Inclusion criteria: were able to produce at least 0.2 ml of nasal secretion during a 15-min observation period, showed obvious signs of rhinitis during observation period (red nose, sneezing, discharge, blockage, rhinolalia) and gave informed consent to participate

Exclusion criteria: allergic disease, chronic or recurrent airway disease, or frequent complications to common colds (otitis media, sinusitis, bronchitis). Use of other medications

Aetiology: natural

Interventions

Intervention: IB as a micronised powder, was propelled by CFC gas (Freon) from a pressurised canister, equipped with a nasal adaptor. The dose was 2 puffs each of 100 micrograms IB in each nostril 4/day for 3 days

Control: placebo (no further details)

OutcomesNumber of sneezes and nose blowing, weight of nasal discharge, physical characteristics of secretions and side effects
Notes

Funding source: unclear, coded aerosols were provided by Boehringer Ingelheim

Conflict of interest: not stated

Calculated sample size: not stated

Risk of bias
BiasAuthors' judgementSupport for judgement
Random sequence generation (selection bias)Unclear risk

Quote: "The patients were allocated at random to treatment with IB or placebo"

Comment: insufficient information to judge

Allocation concealment (selection bias)Unclear riskInsufficient data
Blinding (performance bias and detection bias)
All outcomes
Low risk

Quote: "The trial was performed as a double-blind, placebo-controlled, randomised study",

"Coded aerosols were provided by Boehringer Ingelheim", "..was carried out by two of the investigators before the code was broken."

Comment: probably done and maintained

Incomplete outcome data (attrition bias)
All outcomes
Low risk

Quote: "All patients who entered the study completed the treatment and were included in the assessment of effects and side effects."

Comment: no missing data

Selective reporting (reporting bias)Low riskAll outcomes addressed in the methods are present in the results section
Other biasUnclear risk

Quote: "Coded aerosols were provided by Boehringer Ingelheim"

Comment: no further details provided in regards to their involvement in the study or not

Characteristics of excluded studies [ordered by study ID]

StudyReason for exclusion
  1. a

    IB: ipratropium bromide

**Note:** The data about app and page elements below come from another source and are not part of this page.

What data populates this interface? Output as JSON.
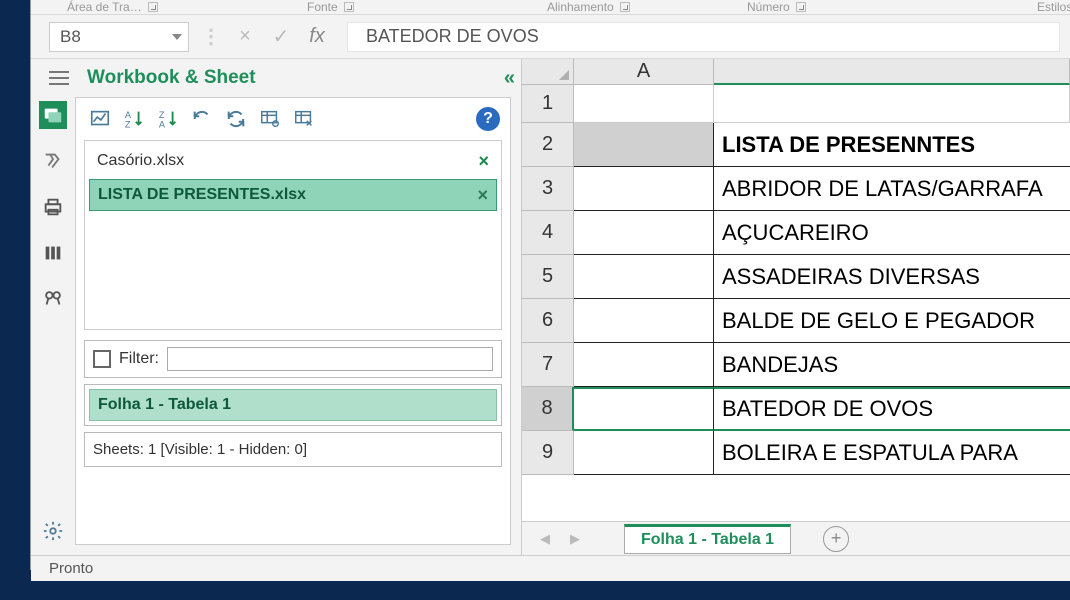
{
  "ribbon_groups": {
    "clipboard": "Área de Tra…",
    "font": "Fonte",
    "alignment": "Alinhamento",
    "number": "Número",
    "styles": "Estilos"
  },
  "formula_bar": {
    "cell_ref": "B8",
    "fx_label": "fx",
    "content": "BATEDOR DE OVOS"
  },
  "pane": {
    "title": "Workbook & Sheet",
    "help": "?",
    "files": [
      {
        "name": "Casório.xlsx",
        "active": false
      },
      {
        "name": "LISTA DE PRESENTES.xlsx",
        "active": true
      }
    ],
    "filter_label": "Filter:",
    "sheet_item": "Folha 1 - Tabela 1",
    "sheet_stats": "Sheets: 1  [Visible: 1 - Hidden: 0]"
  },
  "grid": {
    "col_header": "A",
    "rows": [
      {
        "num": "1",
        "a": ""
      },
      {
        "num": "2",
        "a": "LISTA DE PRESENNTES"
      },
      {
        "num": "3",
        "a": "ABRIDOR DE LATAS/GARRAFA"
      },
      {
        "num": "4",
        "a": "AÇUCAREIRO"
      },
      {
        "num": "5",
        "a": "ASSADEIRAS DIVERSAS"
      },
      {
        "num": "6",
        "a": "BALDE DE GELO E PEGADOR"
      },
      {
        "num": "7",
        "a": "BANDEJAS"
      },
      {
        "num": "8",
        "a": "BATEDOR DE OVOS"
      },
      {
        "num": "9",
        "a": "BOLEIRA  E ESPATULA PARA"
      }
    ],
    "selected_row": "8"
  },
  "tabs": {
    "active": "Folha 1 - Tabela 1"
  },
  "status": "Pronto"
}
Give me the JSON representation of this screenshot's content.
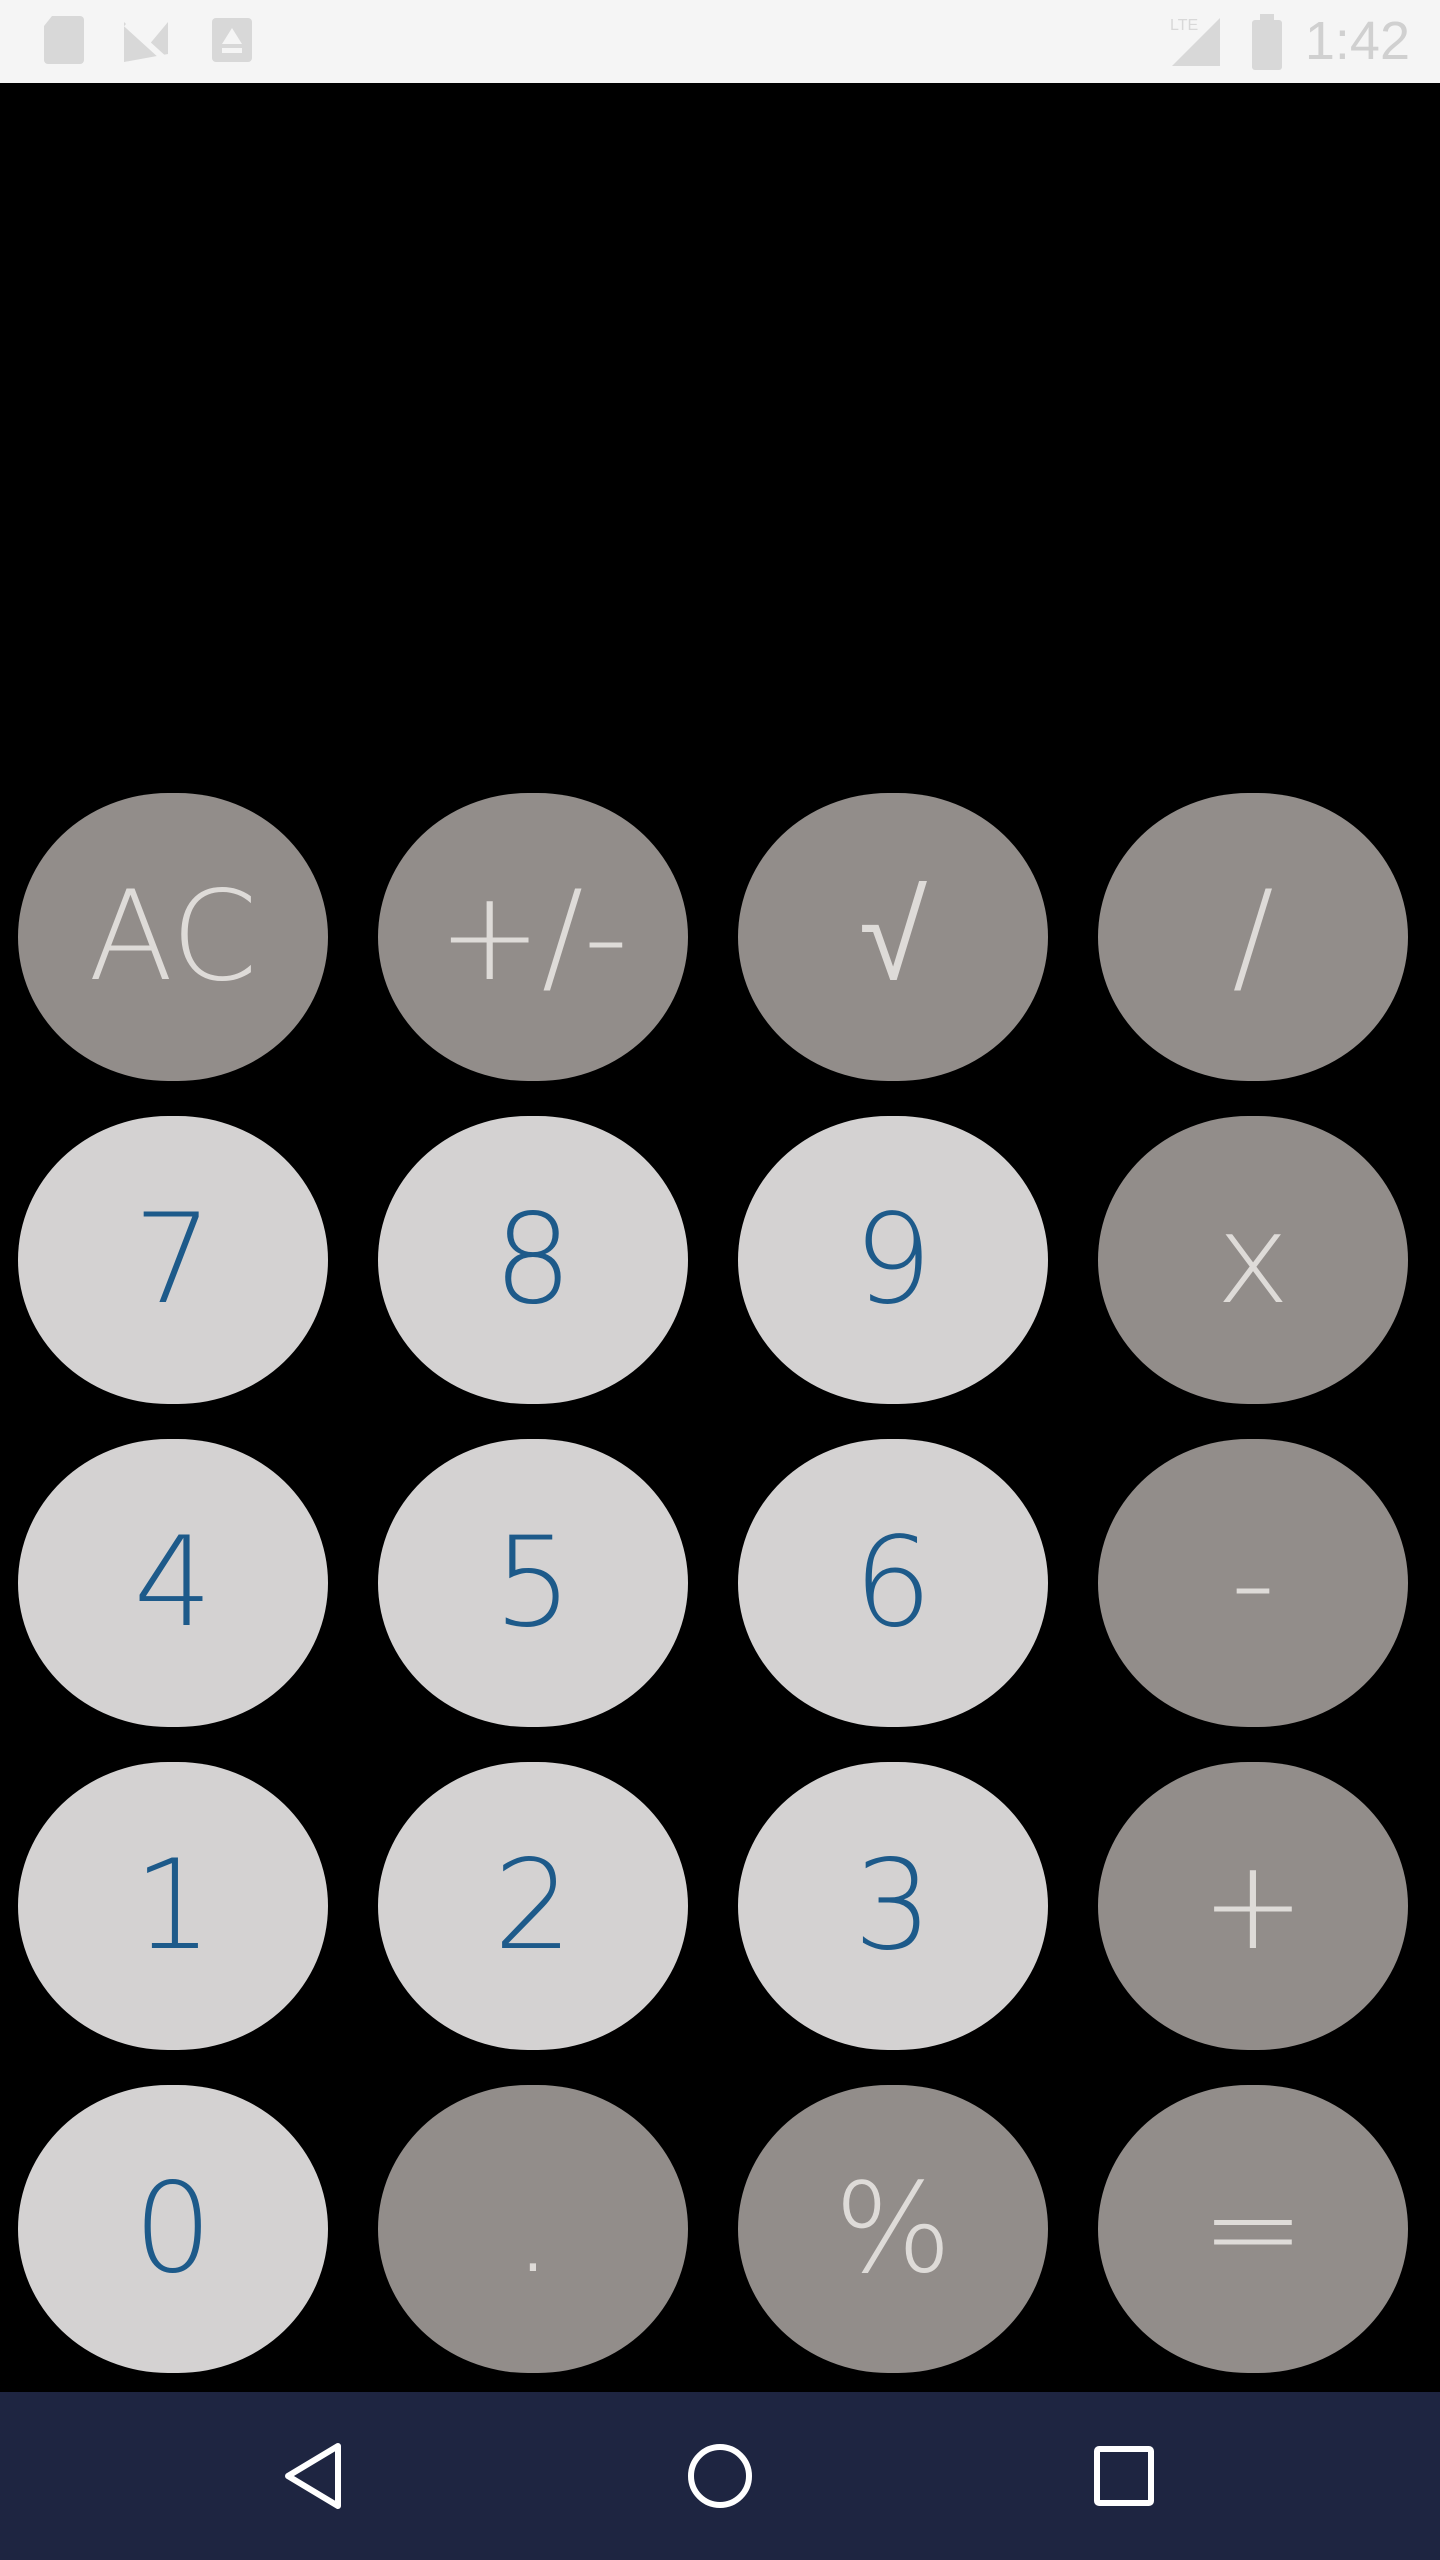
{
  "status_bar": {
    "time": "1:42",
    "network": "LTE",
    "icons": [
      "sd-card-icon",
      "no-signal-icon",
      "download-icon",
      "signal-icon",
      "battery-icon"
    ]
  },
  "display": {
    "value": ""
  },
  "keypad": {
    "rows": [
      [
        {
          "label": "AC",
          "name": "clear-button",
          "kind": "op"
        },
        {
          "label": "+/-",
          "name": "sign-toggle-button",
          "kind": "op"
        },
        {
          "label": "√",
          "name": "square-root-button",
          "kind": "op"
        },
        {
          "label": "/",
          "name": "divide-button",
          "kind": "op"
        }
      ],
      [
        {
          "label": "7",
          "name": "digit-7-button",
          "kind": "num"
        },
        {
          "label": "8",
          "name": "digit-8-button",
          "kind": "num"
        },
        {
          "label": "9",
          "name": "digit-9-button",
          "kind": "num"
        },
        {
          "label": "x",
          "name": "multiply-button",
          "kind": "op"
        }
      ],
      [
        {
          "label": "4",
          "name": "digit-4-button",
          "kind": "num"
        },
        {
          "label": "5",
          "name": "digit-5-button",
          "kind": "num"
        },
        {
          "label": "6",
          "name": "digit-6-button",
          "kind": "num"
        },
        {
          "label": "-",
          "name": "subtract-button",
          "kind": "op"
        }
      ],
      [
        {
          "label": "1",
          "name": "digit-1-button",
          "kind": "num"
        },
        {
          "label": "2",
          "name": "digit-2-button",
          "kind": "num"
        },
        {
          "label": "3",
          "name": "digit-3-button",
          "kind": "num"
        },
        {
          "label": "+",
          "name": "add-button",
          "kind": "op"
        }
      ],
      [
        {
          "label": "0",
          "name": "digit-0-button",
          "kind": "num"
        },
        {
          "label": ".",
          "name": "decimal-button",
          "kind": "op"
        },
        {
          "label": "%",
          "name": "percent-button",
          "kind": "op"
        },
        {
          "label": "=",
          "name": "equals-button",
          "kind": "op"
        }
      ]
    ]
  },
  "nav_bar": {
    "buttons": [
      "back-icon",
      "home-icon",
      "recents-icon"
    ]
  },
  "colors": {
    "number_key_bg": "#d4d2d2",
    "number_key_text": "#1d5a8a",
    "operator_key_bg": "#928d8a",
    "operator_key_text": "#dedbd8",
    "nav_bar_bg": "#1e2541",
    "background": "#000000"
  }
}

Kim 2005Included a paediatric group of < 5 years, which was part of our exclusion criteria
Pitkäranta 1998The intervention group included the combination of IB + xylometazoline